Parkland shootings: Prosecuting cowardice
“How much bravery do we expect, or demand, of law enforcement officers?” asked Shaila Dewan and Richard Oppel Jr. in The New York Times. The state of Florida took the unprecedented step last week of charging former sheriff’s deputy Scot Peterson with crimes for failing to confront the gunman who killed 17 people and wounded 17 others at Marjory Stoneman Douglas High School last year. Instead of going into the school where the former student was firing 140 rounds and slaughtering students with an AR-15, Peterson, the school’s resource officer, stood passively outside with his gun for 45 minutes, saying, “Oh, my God.” Dubbed “the coward of Broward,” the 56-year-old faces 11 charges, including seven for “child neglect” and one for perjury. Jeff Bell, president of the Broward County deputies union, warned that criminally prosecuting first responders for failing to act heroically is a slippery slope. “Are we going to go after a firefighter for not going into a building or a nurse for not properly triaging patients?” Bell asked.

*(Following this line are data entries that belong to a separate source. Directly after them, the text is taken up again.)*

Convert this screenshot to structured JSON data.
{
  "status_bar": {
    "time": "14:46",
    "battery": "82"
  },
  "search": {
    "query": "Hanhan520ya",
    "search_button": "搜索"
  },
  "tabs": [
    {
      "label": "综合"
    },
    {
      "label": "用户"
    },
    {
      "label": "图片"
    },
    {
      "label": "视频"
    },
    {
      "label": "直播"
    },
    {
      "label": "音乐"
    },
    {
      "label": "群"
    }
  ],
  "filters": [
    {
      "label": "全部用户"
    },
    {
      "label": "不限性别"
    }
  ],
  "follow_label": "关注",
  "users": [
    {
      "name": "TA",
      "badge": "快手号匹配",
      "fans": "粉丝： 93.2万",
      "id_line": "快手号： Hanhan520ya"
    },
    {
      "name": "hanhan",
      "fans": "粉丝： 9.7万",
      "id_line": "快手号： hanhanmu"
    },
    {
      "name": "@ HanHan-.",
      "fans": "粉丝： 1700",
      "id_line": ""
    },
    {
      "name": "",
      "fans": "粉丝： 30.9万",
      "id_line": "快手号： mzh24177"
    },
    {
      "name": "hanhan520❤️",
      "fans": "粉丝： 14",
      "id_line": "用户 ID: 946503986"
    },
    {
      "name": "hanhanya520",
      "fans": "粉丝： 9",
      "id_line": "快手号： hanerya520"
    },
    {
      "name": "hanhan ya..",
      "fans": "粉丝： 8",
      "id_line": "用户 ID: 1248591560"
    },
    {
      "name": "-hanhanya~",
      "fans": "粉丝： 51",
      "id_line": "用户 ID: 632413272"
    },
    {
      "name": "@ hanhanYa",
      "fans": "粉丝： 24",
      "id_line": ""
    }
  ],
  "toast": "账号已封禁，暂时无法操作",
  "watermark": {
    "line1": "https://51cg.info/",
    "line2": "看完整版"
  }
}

Peterson’s failure was far worse, said The Florida Times-Union in an editorial. He received a gun and years of training, but an exhaustive investigation found he did “absolutely nothing” to protect students and staff. When they arrived at the school, four officers from the Coral Springs Police Department ran inside, knowing that “a police officer must be prepared to die” if lives are on the line. Family of the deceased justifiably “burn with anger” when discussing Peterson, said Carl Hiaasen in the Miami Herald. Whether or not he’s convicted and sent to prison, Peterson’s failure to try to protect those kids “will haunt him forever.”
Still, “it is not a crime to be a coward,” said Sue Carlton in the Tampa Bay Times. Charging Peterson with child neglect is “legally indefensible,” although it’s possible a jury will convict him “purely on the emotion and horror of what happened.” That would be deeply misguided, said the South Florida Sun-Sentinel in an editorial. “Peterson offers an inviting target” to divert attention from the systemic breakdown that took place. The school district failed to “assess the threat” the shooter posed, and two tips to the FBI that he might shoot up a school “got lost in the system.” “Finally, how was an unstable 19-year-old” able to buy a military-style weapon? Peterson is easy to hate, but “more than one person carries blame” for this tragedy.